Tulving, E. (1985). How many memory systems are there?American Psychologist, 40, 385–398. 10.1037/0003-066X.40.4.385
Turner, M. L., & Engle, R. W. (1989). Is working memory capacity task dependent?Journal of Memory and Language, 28, 127–154. 10.1016/0749-596X(89)90040-5
Unsworth, N., & Engle, R. W. (2006). A temporal-contextual retrieval account of complex span: An analysis of errors. Journal of Memory and Language, 54, 346–362. 10.1016/j.jml.2005.11.004
Unsworth, N., Heitz, R. P., Schrock, J. C., & Engle, R. W. (2005). An automated version of the operation span task. Behavior Research Methods, 37, 498–505. 10.3758/BF03192720

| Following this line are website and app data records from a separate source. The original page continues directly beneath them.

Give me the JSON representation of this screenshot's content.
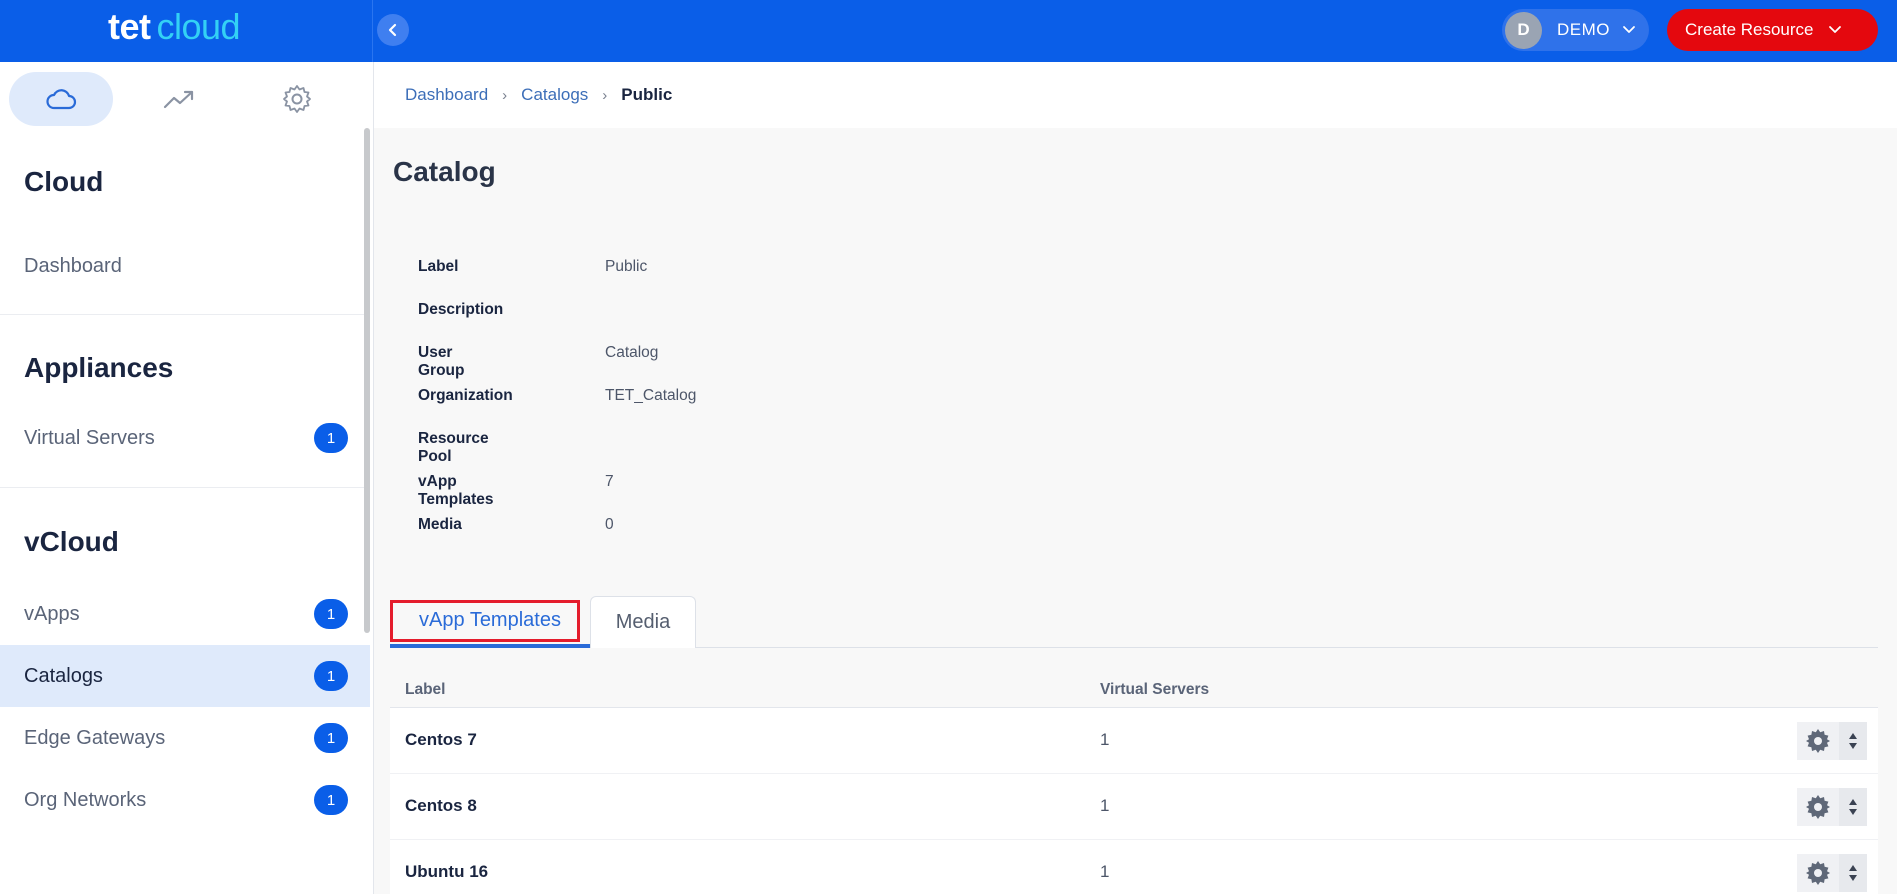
{
  "brand": {
    "tet": "tet",
    "cloud": "cloud"
  },
  "user": {
    "initial": "D",
    "name": "DEMO"
  },
  "create_button": "Create Resource",
  "sidebar": {
    "tabs": [
      {
        "icon": "cloud-icon",
        "active": true
      },
      {
        "icon": "trending-icon",
        "active": false
      },
      {
        "icon": "gear-icon",
        "active": false
      }
    ],
    "sections": [
      {
        "title": "Cloud",
        "items": [
          {
            "label": "Dashboard"
          }
        ]
      },
      {
        "title": "Appliances",
        "items": [
          {
            "label": "Virtual Servers",
            "badge": "1"
          }
        ]
      },
      {
        "title": "vCloud",
        "items": [
          {
            "label": "vApps",
            "badge": "1"
          },
          {
            "label": "Catalogs",
            "badge": "1",
            "active": true
          },
          {
            "label": "Edge Gateways",
            "badge": "1"
          },
          {
            "label": "Org Networks",
            "badge": "1"
          }
        ]
      }
    ]
  },
  "breadcrumb": [
    "Dashboard",
    "Catalogs",
    "Public"
  ],
  "page_title": "Catalog",
  "properties": [
    {
      "key": "Label",
      "value": "Public"
    },
    {
      "key": "Description",
      "value": ""
    },
    {
      "key": "User Group",
      "value": "Catalog"
    },
    {
      "key": "Organization",
      "value": "TET_Catalog"
    },
    {
      "key": "Resource Pool",
      "value": ""
    },
    {
      "key": "vApp Templates",
      "value": "7"
    },
    {
      "key": "Media",
      "value": "0"
    }
  ],
  "tabs": [
    {
      "label": "vApp Templates",
      "active": true
    },
    {
      "label": "Media",
      "active": false
    }
  ],
  "table": {
    "columns": [
      "Label",
      "Virtual Servers"
    ],
    "rows": [
      {
        "label": "Centos 7",
        "virtual_servers": "1"
      },
      {
        "label": "Centos 8",
        "virtual_servers": "1"
      },
      {
        "label": "Ubuntu 16",
        "virtual_servers": "1"
      }
    ]
  },
  "colors": {
    "primary": "#0a5ee8",
    "brand_accent": "#33d1f5",
    "create_button": "#e4080e",
    "highlight_box": "#e41c2c"
  }
}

Unsworth, N., & Spillers, G. J. (2010a). Variation in working memory capacity and episodic recall: The contributions of strategic encoding and contextual retrieval. Psychonomic Bulletin & Review, 17, 200–205. 10.3758/PBR.17.2.200
Unsworth, N., & Spillers, G. J. (2010b). Working memory capacity: Attention, memory, or both? A direct test of the dual-component model. Journal of Memory and Language, 62, 392–406. 10.1016/j.jml.2010.02.001
Watkins, M. J., Neath, I., & Sechler, E. S. (1989). Recency effect in recall of a word list when an
immediate memory task is performed after each word presentation. The American Journal of Psychology, 102, 265–270. 10.2307/1422957
Whitten, W. B. (1978). Output interference and long-term serial position effects. Journal of Experimental Psychology: Human Learning and Memory, 4, 685–692. 10.1037/0278-73220.127.116.115
Wickens, D. D. (1970). Encoding categories of words: An empirical approach to meaning. Psychological Review, 77, 1–15. 10.1037/h0028569
Wickens, D. D. (1972). Characteristics of word encoding. In A. W.Melton & E.Martin (Eds.), Coding processes in human memory (pp. 195–215). Washington, DC: Winston.
Wickens, D. D., Born, D. G., & Allen, C. K. (1963). Proactive inhibition and item similarity in short- term memory. Journal of Verbal Learning and Verbal Behavior, 2, 440–445. 10.1016/S0022- 5371(63)80045-6
Submitted: June 20, 2018 Accepted: August 27, 2018
This publication is protected by US and international copyright laws and its content may not be copied without the copyright holders express written permission except for the print or download capabilities of the retrieval software used for access. This content is intended solely for the use of the individual user.
Source: Canadian Journal of Experimental Psychology. Vol. 73. (2), Jun, 2019 pp. 79-93) Accession Number: 2018-64417-001 Digital Object Identifier: 10.1037/cep0000157